I will close with a brief explanation on how I have decided to score this movie. Rather than going for the full blown nine out of ten that it probably deserves, I feel it would be like marking the merits of the first act and part of the second. Instead, a wholly warranted eight has been awarded and if David Yates can maintain the intensity, emotion and overall tension that has been building throughout this release, I should think we will all be in for a marvellous treat next summer.
19th November 2010
The Scene To Look Out For:
Two scenes in particular come to mind. The first requires Hermione to blurt out a great deal of exposition in the form of a children’s story, explaining what the deathly hallows are. This piece is presented as a rather well executred animated segment – granted Hellboy II: The Golden Army did it better but it was certainly a welcome treat. The second is Harry, Ron and Hermione infiltrating the Ministry Of Magic. From the Nazi-esque interrogations and propaganda posters, to the random spurts of humour regarding the body-swaps, the whole thing is done rather well.

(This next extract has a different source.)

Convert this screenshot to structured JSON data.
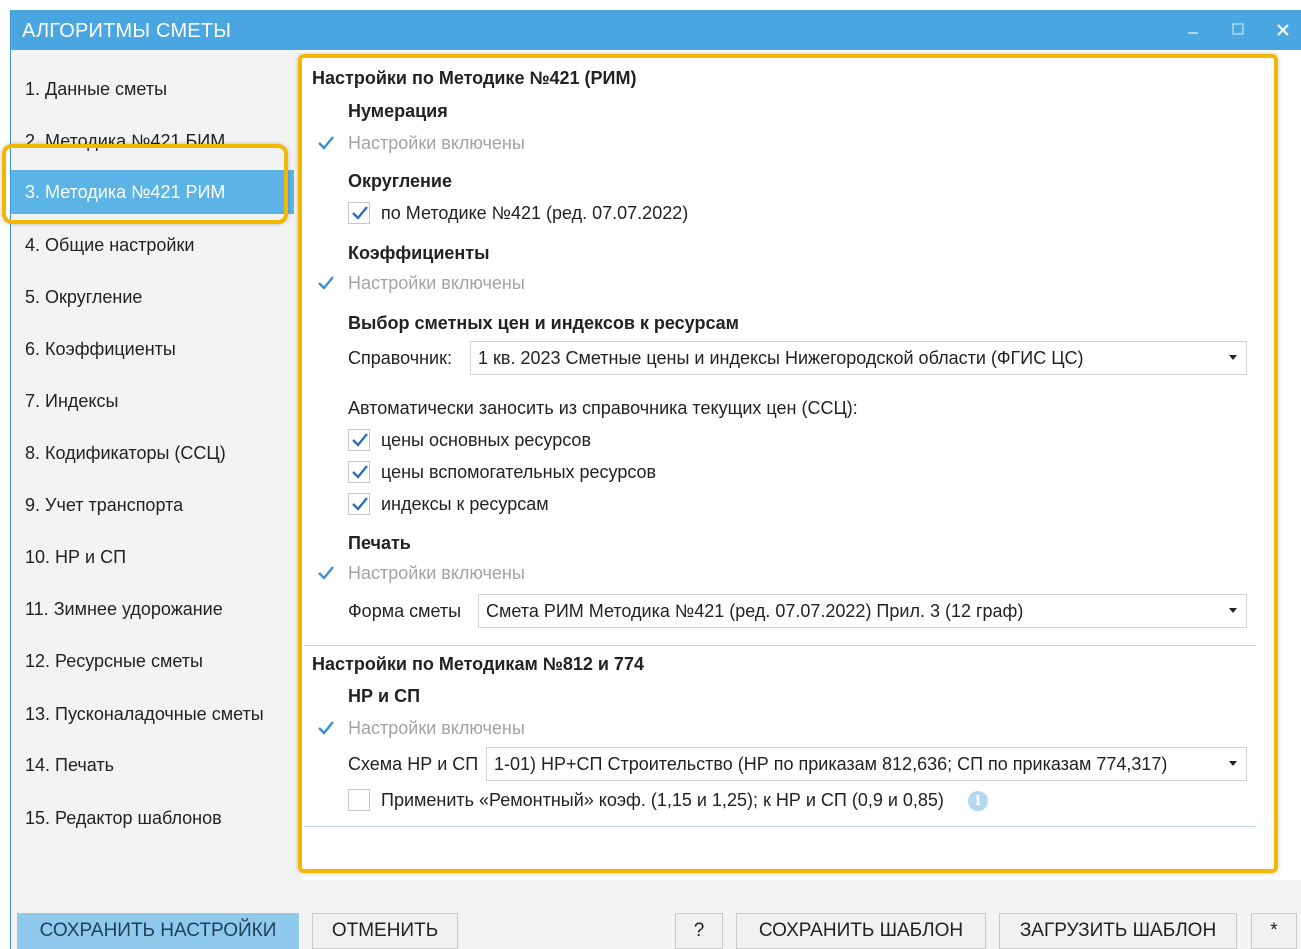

What makes it particularly stand out, however, is the charged climax and escape, largely due to Peter Mullan’s brief but incredible performance.
As stated above, of the cameo roles, Peter Mullan does a great job as the death eater, Yaxley. But a word needs to be said about Dobby (voiced by Toby Jones). I fucking hated Dobby in Chamber Of Secrets . . I mean, I really loathed that son of a bitch. With the likes of Gollum appearing in The Two Towers, I was horrified to see this pitiful CG excuse of ears and wrinkles masquerading as a character. He wasn’t funny, he was just really really really fucking annoying. So, when he reappeared in this film, I was instantly impressed by the fact that he looked genuinely impressive. Furthermore (I have no idea how), they managed to not only make him funny and appealing but also an incredibly welcome highlight to the plot proceedings.
“I think we should close his eyes, don’t you? There, now he could be sleeping”
In A Few Words:
“One of the best Potter offerings to date, only held down by the fact that this feels very much like half a film – which, ultimately, it is”